WORK ITEM ▸ Where does the string "JSON" appear? Copy every line of the entries below that holds it.

DATA FOR THE TASK ▸
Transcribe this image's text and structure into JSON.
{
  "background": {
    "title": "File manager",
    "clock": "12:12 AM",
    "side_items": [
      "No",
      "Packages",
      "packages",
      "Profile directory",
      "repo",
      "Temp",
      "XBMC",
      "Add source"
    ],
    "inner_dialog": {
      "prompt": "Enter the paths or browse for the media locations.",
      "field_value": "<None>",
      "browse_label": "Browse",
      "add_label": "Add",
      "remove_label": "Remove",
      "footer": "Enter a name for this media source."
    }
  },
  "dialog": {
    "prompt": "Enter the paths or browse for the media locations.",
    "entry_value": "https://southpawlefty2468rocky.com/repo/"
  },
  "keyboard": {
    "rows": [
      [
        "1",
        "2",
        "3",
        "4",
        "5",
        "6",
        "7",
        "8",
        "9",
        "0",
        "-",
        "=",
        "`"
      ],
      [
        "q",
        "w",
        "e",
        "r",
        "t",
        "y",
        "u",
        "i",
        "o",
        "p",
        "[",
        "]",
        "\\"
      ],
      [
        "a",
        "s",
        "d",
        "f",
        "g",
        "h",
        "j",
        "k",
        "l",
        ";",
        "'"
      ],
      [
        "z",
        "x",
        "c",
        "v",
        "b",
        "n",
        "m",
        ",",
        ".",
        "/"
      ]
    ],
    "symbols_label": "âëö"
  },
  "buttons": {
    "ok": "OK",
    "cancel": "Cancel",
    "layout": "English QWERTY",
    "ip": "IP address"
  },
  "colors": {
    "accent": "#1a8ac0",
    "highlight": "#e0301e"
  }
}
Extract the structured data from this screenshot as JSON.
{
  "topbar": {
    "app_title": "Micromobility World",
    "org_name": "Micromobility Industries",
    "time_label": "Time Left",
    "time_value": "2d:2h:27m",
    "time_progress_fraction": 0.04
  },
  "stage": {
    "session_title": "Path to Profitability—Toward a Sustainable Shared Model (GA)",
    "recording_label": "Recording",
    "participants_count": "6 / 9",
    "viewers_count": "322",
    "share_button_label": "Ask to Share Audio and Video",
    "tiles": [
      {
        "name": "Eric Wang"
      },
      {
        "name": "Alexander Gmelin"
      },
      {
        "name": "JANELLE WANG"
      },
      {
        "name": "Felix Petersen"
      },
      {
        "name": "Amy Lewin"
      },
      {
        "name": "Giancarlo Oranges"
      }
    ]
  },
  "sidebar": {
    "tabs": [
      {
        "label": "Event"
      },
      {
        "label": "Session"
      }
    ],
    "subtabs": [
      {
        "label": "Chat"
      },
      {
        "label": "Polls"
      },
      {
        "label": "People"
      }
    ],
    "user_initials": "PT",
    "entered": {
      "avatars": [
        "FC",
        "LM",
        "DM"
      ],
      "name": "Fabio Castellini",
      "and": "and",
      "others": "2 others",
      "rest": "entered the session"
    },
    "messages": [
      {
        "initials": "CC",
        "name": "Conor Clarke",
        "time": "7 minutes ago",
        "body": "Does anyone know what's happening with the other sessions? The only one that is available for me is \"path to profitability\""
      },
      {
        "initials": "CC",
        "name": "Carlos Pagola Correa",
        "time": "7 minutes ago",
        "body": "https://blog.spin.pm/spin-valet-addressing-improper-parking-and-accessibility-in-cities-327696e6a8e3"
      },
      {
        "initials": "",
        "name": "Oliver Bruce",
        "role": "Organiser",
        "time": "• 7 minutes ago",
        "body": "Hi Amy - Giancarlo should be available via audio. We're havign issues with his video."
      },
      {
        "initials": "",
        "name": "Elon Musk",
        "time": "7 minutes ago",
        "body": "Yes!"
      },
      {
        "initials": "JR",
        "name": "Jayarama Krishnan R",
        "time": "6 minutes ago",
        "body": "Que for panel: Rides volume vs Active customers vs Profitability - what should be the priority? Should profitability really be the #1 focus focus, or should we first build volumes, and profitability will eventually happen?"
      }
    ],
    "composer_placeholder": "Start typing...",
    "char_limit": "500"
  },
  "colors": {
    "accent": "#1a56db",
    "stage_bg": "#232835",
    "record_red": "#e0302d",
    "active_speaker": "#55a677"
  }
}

TASK RESPONSE ▸
Transcribe this image's text and structure into JSON.
Extract the structured data from this screenshot as JSON.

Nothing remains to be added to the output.